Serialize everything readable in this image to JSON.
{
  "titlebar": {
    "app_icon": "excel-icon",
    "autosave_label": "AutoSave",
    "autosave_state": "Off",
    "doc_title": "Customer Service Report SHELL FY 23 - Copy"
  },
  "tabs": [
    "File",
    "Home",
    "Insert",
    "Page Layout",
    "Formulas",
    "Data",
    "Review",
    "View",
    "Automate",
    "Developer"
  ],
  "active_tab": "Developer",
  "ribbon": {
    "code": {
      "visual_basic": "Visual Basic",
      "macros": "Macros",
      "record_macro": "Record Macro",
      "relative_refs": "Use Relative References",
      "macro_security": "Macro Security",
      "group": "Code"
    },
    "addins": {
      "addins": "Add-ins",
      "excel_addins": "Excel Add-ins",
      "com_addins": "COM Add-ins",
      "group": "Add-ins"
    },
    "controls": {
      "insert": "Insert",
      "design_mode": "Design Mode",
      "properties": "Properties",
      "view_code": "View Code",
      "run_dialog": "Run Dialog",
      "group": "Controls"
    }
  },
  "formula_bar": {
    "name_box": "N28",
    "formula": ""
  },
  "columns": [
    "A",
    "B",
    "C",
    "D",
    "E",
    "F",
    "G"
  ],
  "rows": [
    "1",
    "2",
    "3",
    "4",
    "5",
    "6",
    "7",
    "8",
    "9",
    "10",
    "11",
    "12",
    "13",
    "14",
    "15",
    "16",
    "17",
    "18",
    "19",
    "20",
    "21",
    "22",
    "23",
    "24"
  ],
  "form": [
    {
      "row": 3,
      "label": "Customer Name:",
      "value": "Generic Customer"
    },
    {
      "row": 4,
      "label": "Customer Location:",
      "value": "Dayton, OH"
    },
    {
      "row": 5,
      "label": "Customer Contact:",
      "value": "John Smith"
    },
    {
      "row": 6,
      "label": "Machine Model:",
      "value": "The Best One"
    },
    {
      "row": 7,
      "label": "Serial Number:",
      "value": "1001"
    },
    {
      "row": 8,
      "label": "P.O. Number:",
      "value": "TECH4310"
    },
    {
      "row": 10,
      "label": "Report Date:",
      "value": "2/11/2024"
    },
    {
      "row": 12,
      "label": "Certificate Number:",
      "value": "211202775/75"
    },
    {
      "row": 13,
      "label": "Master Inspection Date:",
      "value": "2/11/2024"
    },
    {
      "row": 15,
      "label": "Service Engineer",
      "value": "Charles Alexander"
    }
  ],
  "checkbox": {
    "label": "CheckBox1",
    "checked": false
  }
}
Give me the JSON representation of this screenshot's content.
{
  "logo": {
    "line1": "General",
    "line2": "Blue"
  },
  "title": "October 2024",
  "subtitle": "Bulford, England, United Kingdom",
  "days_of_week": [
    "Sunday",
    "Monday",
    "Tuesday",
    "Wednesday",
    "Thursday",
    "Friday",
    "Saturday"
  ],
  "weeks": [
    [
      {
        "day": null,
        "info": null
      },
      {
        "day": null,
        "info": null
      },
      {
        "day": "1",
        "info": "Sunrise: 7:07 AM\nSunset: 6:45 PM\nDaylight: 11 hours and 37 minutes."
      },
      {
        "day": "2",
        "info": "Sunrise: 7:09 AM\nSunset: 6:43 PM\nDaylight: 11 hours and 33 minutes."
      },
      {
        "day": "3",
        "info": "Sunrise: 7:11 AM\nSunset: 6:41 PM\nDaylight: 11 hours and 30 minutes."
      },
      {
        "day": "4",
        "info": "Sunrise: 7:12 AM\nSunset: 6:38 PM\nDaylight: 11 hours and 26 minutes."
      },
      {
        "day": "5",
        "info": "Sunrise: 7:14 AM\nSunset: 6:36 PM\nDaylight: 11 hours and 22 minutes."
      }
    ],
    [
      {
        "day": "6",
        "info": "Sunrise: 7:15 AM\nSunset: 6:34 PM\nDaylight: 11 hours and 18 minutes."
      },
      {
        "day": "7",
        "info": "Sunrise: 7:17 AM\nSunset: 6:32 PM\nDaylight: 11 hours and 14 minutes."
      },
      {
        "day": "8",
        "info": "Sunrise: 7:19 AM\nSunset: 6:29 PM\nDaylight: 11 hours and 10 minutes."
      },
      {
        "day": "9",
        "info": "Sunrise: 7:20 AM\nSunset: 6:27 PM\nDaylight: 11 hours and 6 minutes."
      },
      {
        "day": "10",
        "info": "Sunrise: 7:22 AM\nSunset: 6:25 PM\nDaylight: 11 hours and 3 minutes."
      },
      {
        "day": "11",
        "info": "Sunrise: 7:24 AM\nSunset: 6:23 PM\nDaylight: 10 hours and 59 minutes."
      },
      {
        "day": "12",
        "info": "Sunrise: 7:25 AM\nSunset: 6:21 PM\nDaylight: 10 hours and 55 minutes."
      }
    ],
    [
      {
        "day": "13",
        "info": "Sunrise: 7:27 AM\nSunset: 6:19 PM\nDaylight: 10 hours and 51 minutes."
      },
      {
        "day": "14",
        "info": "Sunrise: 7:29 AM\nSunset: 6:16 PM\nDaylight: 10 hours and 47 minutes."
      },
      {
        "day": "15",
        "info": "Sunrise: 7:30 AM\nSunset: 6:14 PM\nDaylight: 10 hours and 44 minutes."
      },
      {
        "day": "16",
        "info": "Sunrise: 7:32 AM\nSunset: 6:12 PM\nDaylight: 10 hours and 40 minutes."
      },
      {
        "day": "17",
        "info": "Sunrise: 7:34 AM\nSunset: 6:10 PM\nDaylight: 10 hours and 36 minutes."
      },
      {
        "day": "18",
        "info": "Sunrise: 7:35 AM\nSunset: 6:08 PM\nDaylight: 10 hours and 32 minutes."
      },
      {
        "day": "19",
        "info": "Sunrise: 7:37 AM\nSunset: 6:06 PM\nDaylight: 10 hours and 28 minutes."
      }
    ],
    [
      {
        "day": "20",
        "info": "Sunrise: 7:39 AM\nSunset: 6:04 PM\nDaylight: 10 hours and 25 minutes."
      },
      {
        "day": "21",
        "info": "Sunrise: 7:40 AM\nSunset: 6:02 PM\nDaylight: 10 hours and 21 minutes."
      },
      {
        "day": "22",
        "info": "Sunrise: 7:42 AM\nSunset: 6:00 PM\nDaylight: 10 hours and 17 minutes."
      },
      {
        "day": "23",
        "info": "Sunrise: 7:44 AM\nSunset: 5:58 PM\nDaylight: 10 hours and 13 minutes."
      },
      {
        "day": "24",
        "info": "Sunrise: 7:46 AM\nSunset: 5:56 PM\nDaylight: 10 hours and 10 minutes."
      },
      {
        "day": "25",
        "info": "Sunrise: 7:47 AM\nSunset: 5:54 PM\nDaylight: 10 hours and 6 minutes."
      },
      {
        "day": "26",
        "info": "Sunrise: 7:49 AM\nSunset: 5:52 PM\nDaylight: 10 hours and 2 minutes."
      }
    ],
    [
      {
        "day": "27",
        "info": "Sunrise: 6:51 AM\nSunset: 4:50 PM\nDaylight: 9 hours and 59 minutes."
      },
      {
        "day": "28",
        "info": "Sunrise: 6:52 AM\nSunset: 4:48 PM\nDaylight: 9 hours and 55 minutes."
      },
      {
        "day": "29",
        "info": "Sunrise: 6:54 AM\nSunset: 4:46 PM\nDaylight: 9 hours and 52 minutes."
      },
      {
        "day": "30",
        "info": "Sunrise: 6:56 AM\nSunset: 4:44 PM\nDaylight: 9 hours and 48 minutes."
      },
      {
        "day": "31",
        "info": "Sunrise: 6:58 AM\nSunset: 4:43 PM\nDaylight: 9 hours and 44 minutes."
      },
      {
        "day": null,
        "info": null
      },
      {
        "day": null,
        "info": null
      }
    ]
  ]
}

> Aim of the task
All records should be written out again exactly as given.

> Answer to this problem
Serialize everything readable in this image to JSON.
{
  "titlebar": {
    "app_icon": "excel-icon",
    "autosave_label": "AutoSave",
    "autosave_state": "Off",
    "doc_title": "Customer Service Report SHELL FY 23 - Copy"
  },
  "tabs": [
    "File",
    "Home",
    "Insert",
    "Page Layout",
    "Formulas",
    "Data",
    "Review",
    "View",
    "Automate",
    "Developer"
  ],
  "active_tab": "Developer",
  "ribbon": {
    "code": {
      "visual_basic": "Visual Basic",
      "macros": "Macros",
      "record_macro": "Record Macro",
      "relative_refs": "Use Relative References",
      "macro_security": "Macro Security",
      "group": "Code"
    },
    "addins": {
      "addins": "Add-ins",
      "excel_addins": "Excel Add-ins",
      "com_addins": "COM Add-ins",
      "group": "Add-ins"
    },
    "controls": {
      "insert": "Insert",
      "design_mode": "Design Mode",
      "properties": "Properties",
      "view_code": "View Code",
      "run_dialog": "Run Dialog",
      "group": "Controls"
    }
  },
  "formula_bar": {
    "name_box": "N28",
    "formula": ""
  },
  "columns": [
    "A",
    "B",
    "C",
    "D",
    "E",
    "F",
    "G"
  ],
  "rows": [
    "1",
    "2",
    "3",
    "4",
    "5",
    "6",
    "7",
    "8",
    "9",
    "10",
    "11",
    "12",
    "13",
    "14",
    "15",
    "16",
    "17",
    "18",
    "19",
    "20",
    "21",
    "22",
    "23",
    "24"
  ],
  "form": [
    {
      "row": 3,
      "label": "Customer Name:",
      "value": "Generic Customer"
    },
    {
      "row": 4,
      "label": "Customer Location:",
      "value": "Dayton, OH"
    },
    {
      "row": 5,
      "label": "Customer Contact:",
      "value": "John Smith"
    },
    {
      "row": 6,
      "label": "Machine Model:",
      "value": "The Best One"
    },
    {
      "row": 7,
      "label": "Serial Number:",
      "value": "1001"
    },
    {
      "row": 8,
      "label": "P.O. Number:",
      "value": "TECH4310"
    },
    {
      "row": 10,
      "label": "Report Date:",
      "value": "2/11/2024"
    },
    {
      "row": 12,
      "label": "Certificate Number:",
      "value": "211202775/75"
    },
    {
      "row": 13,
      "label": "Master Inspection Date:",
      "value": "2/11/2024"
    },
    {
      "row": 15,
      "label": "Service Engineer",
      "value": "Charles Alexander"
    }
  ],
  "checkbox": {
    "label": "CheckBox1",
    "checked": false
  }
}
Give me the JSON representation of this screenshot's content.
{
  "logo": {
    "line1": "General",
    "line2": "Blue"
  },
  "title": "October 2024",
  "subtitle": "Bulford, England, United Kingdom",
  "days_of_week": [
    "Sunday",
    "Monday",
    "Tuesday",
    "Wednesday",
    "Thursday",
    "Friday",
    "Saturday"
  ],
  "weeks": [
    [
      {
        "day": null,
        "info": null
      },
      {
        "day": null,
        "info": null
      },
      {
        "day": "1",
        "info": "Sunrise: 7:07 AM\nSunset: 6:45 PM\nDaylight: 11 hours and 37 minutes."
      },
      {
        "day": "2",
        "info": "Sunrise: 7:09 AM\nSunset: 6:43 PM\nDaylight: 11 hours and 33 minutes."
      },
      {
        "day": "3",
        "info": "Sunrise: 7:11 AM\nSunset: 6:41 PM\nDaylight: 11 hours and 30 minutes."
      },
      {
        "day": "4",
        "info": "Sunrise: 7:12 AM\nSunset: 6:38 PM\nDaylight: 11 hours and 26 minutes."
      },
      {
        "day": "5",
        "info": "Sunrise: 7:14 AM\nSunset: 6:36 PM\nDaylight: 11 hours and 22 minutes."
      }
    ],
    [
      {
        "day": "6",
        "info": "Sunrise: 7:15 AM\nSunset: 6:34 PM\nDaylight: 11 hours and 18 minutes."
      },
      {
        "day": "7",
        "info": "Sunrise: 7:17 AM\nSunset: 6:32 PM\nDaylight: 11 hours and 14 minutes."
      },
      {
        "day": "8",
        "info": "Sunrise: 7:19 AM\nSunset: 6:29 PM\nDaylight: 11 hours and 10 minutes."
      },
      {
        "day": "9",
        "info": "Sunrise: 7:20 AM\nSunset: 6:27 PM\nDaylight: 11 hours and 6 minutes."
      },
      {
        "day": "10",
        "info": "Sunrise: 7:22 AM\nSunset: 6:25 PM\nDaylight: 11 hours and 3 minutes."
      },
      {
        "day": "11",
        "info": "Sunrise: 7:24 AM\nSunset: 6:23 PM\nDaylight: 10 hours and 59 minutes."
      },
      {
        "day": "12",
        "info": "Sunrise: 7:25 AM\nSunset: 6:21 PM\nDaylight: 10 hours and 55 minutes."
      }
    ],
    [
      {
        "day": "13",
        "info": "Sunrise: 7:27 AM\nSunset: 6:19 PM\nDaylight: 10 hours and 51 minutes."
      },
      {
        "day": "14",
        "info": "Sunrise: 7:29 AM\nSunset: 6:16 PM\nDaylight: 10 hours and 47 minutes."
      },
      {
        "day": "15",
        "info": "Sunrise: 7:30 AM\nSunset: 6:14 PM\nDaylight: 10 hours and 44 minutes."
      },
      {
        "day": "16",
        "info": "Sunrise: 7:32 AM\nSunset: 6:12 PM\nDaylight: 10 hours and 40 minutes."
      },
      {
        "day": "17",
        "info": "Sunrise: 7:34 AM\nSunset: 6:10 PM\nDaylight: 10 hours and 36 minutes."
      },
      {
        "day": "18",
        "info": "Sunrise: 7:35 AM\nSunset: 6:08 PM\nDaylight: 10 hours and 32 minutes."
      },
      {
        "day": "19",
        "info": "Sunrise: 7:37 AM\nSunset: 6:06 PM\nDaylight: 10 hours and 28 minutes."
      }
    ],
    [
      {
        "day": "20",
        "info": "Sunrise: 7:39 AM\nSunset: 6:04 PM\nDaylight: 10 hours and 25 minutes."
      },
      {
        "day": "21",
        "info": "Sunrise: 7:40 AM\nSunset: 6:02 PM\nDaylight: 10 hours and 21 minutes."
      },
      {
        "day": "22",
        "info": "Sunrise: 7:42 AM\nSunset: 6:00 PM\nDaylight: 10 hours and 17 minutes."
      },
      {
        "day": "23",
        "info": "Sunrise: 7:44 AM\nSunset: 5:58 PM\nDaylight: 10 hours and 13 minutes."
      },
      {
        "day": "24",
        "info": "Sunrise: 7:46 AM\nSunset: 5:56 PM\nDaylight: 10 hours and 10 minutes."
      },
      {
        "day": "25",
        "info": "Sunrise: 7:47 AM\nSunset: 5:54 PM\nDaylight: 10 hours and 6 minutes."
      },
      {
        "day": "26",
        "info": "Sunrise: 7:49 AM\nSunset: 5:52 PM\nDaylight: 10 hours and 2 minutes."
      }
    ],
    [
      {
        "day": "27",
        "info": "Sunrise: 6:51 AM\nSunset: 4:50 PM\nDaylight: 9 hours and 59 minutes."
      },
      {
        "day": "28",
        "info": "Sunrise: 6:52 AM\nSunset: 4:48 PM\nDaylight: 9 hours and 55 minutes."
      },
      {
        "day": "29",
        "info": "Sunrise: 6:54 AM\nSunset: 4:46 PM\nDaylight: 9 hours and 52 minutes."
      },
      {
        "day": "30",
        "info": "Sunrise: 6:56 AM\nSunset: 4:44 PM\nDaylight: 9 hours and 48 minutes."
      },
      {
        "day": "31",
        "info": "Sunrise: 6:58 AM\nSunset: 4:43 PM\nDaylight: 9 hours and 44 minutes."
      },
      {
        "day": null,
        "info": null
      },
      {
        "day": null,
        "info": null
      }
    ]
  ]
}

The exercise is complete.